(Collected data)
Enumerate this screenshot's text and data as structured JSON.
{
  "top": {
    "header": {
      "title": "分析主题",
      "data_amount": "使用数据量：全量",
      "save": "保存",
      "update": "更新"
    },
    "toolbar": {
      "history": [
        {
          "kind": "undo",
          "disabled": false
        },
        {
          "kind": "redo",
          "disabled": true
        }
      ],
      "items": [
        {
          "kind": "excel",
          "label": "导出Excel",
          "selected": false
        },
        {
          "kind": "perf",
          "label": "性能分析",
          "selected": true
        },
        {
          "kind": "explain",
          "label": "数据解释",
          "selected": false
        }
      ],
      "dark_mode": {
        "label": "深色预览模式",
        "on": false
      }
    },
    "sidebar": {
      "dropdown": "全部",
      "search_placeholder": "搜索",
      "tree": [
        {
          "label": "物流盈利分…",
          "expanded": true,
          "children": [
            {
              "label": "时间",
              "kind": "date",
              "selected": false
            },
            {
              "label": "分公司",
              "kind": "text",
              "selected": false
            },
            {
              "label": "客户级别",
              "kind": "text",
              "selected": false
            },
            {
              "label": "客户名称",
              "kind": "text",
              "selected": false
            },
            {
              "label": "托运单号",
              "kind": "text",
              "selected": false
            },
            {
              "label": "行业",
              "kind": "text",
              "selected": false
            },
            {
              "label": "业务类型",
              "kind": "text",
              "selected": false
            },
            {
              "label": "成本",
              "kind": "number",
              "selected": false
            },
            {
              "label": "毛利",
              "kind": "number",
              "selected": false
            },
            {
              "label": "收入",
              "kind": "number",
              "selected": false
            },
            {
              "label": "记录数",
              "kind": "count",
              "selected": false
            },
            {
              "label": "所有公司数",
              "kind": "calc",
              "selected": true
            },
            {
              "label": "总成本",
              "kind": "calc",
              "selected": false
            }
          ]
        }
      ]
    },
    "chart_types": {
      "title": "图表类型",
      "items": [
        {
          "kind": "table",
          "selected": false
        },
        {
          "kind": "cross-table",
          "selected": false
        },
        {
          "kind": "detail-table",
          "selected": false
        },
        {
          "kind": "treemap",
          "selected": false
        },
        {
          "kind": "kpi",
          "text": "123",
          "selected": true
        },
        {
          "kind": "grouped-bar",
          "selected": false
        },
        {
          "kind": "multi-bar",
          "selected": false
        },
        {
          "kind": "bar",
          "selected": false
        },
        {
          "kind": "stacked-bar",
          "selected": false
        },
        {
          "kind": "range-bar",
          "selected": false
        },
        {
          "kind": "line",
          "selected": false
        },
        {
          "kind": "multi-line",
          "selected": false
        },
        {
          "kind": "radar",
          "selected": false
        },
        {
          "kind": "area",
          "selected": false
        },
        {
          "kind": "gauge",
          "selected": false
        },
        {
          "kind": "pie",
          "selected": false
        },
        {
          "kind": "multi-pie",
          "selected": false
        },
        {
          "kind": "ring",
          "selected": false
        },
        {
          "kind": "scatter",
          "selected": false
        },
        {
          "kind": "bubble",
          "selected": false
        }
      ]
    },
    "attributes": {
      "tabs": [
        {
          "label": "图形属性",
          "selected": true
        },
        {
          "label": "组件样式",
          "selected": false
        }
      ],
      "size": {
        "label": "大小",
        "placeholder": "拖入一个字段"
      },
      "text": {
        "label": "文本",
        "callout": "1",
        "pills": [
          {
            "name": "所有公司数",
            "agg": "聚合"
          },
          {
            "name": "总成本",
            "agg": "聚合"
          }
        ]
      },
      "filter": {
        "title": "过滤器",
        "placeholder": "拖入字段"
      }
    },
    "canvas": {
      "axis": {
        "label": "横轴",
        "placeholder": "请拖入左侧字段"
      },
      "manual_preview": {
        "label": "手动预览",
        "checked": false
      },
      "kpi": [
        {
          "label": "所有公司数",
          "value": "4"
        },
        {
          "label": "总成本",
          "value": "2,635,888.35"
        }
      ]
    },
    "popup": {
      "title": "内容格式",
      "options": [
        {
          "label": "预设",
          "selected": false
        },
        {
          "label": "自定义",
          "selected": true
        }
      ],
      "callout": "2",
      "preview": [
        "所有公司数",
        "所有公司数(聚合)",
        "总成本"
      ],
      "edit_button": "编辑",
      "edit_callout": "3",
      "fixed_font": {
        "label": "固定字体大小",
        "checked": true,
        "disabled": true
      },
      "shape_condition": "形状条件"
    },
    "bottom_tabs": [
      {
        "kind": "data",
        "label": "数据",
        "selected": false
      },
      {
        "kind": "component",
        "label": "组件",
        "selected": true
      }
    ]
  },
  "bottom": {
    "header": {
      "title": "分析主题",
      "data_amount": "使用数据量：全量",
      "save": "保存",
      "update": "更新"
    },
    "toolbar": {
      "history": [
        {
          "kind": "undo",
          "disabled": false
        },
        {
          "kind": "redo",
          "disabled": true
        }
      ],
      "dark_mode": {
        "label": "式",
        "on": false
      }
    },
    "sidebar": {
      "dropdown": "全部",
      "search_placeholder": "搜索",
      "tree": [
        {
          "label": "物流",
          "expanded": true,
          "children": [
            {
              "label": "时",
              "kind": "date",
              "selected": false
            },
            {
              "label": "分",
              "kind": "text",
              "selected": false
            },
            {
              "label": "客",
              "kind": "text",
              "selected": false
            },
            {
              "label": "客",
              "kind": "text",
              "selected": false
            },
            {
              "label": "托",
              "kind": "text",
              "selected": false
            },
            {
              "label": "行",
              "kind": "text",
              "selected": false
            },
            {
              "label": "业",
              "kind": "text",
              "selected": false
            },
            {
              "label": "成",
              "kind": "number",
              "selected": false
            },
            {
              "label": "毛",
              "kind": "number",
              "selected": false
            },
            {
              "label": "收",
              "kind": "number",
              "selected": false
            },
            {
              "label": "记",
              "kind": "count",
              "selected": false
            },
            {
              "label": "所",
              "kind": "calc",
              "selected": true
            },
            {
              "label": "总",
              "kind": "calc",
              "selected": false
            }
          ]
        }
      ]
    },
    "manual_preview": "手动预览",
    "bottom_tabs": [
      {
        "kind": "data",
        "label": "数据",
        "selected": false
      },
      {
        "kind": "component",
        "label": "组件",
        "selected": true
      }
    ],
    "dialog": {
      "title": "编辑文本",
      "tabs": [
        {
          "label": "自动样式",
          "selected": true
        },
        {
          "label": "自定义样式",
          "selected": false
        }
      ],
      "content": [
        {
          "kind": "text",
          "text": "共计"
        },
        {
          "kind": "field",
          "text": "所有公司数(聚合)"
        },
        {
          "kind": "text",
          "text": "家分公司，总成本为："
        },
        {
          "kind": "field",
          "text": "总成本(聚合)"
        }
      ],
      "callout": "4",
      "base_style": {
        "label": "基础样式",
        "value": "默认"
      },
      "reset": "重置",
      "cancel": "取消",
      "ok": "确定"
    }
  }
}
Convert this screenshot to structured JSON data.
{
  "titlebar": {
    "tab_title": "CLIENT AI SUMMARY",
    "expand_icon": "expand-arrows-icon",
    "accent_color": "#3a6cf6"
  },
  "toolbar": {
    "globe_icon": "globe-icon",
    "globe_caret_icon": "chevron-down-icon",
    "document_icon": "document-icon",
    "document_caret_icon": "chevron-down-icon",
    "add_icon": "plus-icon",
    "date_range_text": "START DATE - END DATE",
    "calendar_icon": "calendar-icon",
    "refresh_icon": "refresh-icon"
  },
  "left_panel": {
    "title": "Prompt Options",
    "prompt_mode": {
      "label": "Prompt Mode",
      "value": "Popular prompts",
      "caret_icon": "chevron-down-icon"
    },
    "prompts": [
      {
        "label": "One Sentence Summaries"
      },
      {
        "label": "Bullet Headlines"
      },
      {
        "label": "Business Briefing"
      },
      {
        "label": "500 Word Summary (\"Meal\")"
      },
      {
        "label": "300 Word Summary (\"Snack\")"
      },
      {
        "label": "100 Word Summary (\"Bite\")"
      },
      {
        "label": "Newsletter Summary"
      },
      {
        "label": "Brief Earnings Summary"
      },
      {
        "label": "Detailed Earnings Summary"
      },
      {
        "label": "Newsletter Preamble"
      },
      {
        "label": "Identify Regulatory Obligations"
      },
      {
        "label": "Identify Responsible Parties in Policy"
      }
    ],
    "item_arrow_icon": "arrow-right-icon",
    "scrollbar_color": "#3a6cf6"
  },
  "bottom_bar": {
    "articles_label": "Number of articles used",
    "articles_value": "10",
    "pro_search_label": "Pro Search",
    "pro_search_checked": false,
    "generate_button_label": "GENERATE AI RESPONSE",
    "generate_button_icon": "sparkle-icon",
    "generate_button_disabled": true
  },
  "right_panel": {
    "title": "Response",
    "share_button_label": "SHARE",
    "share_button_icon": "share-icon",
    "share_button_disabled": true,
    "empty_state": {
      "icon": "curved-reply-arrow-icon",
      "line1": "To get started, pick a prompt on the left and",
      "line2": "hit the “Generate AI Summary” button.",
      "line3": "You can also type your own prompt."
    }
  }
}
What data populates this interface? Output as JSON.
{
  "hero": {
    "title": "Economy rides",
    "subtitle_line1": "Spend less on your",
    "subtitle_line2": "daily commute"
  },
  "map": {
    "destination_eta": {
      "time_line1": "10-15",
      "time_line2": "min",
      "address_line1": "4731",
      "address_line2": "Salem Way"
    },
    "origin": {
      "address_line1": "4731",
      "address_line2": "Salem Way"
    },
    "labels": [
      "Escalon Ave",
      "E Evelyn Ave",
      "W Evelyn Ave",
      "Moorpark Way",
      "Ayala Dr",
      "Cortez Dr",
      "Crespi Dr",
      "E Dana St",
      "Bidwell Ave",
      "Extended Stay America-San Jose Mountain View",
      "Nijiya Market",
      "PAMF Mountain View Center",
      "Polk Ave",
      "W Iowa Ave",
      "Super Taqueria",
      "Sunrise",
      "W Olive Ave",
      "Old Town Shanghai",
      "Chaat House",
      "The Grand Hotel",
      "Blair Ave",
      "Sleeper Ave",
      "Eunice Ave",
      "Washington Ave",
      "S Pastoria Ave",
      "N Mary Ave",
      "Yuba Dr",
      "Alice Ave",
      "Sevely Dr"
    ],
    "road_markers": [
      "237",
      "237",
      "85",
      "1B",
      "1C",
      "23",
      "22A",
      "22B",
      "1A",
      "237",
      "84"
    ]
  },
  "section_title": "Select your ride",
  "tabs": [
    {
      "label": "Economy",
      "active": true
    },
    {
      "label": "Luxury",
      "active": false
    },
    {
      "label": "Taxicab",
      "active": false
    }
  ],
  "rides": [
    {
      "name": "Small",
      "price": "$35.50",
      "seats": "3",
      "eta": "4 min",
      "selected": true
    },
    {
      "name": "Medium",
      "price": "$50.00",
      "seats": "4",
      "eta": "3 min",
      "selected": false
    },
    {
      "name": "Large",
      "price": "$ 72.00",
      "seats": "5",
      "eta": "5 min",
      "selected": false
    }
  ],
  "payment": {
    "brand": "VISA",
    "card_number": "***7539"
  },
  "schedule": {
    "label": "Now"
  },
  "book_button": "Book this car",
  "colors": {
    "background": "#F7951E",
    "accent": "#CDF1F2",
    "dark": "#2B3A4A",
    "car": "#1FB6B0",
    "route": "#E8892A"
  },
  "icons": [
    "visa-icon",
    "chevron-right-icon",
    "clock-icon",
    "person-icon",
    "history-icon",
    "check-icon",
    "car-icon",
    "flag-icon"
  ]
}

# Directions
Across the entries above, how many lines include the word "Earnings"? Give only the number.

# Answer box
2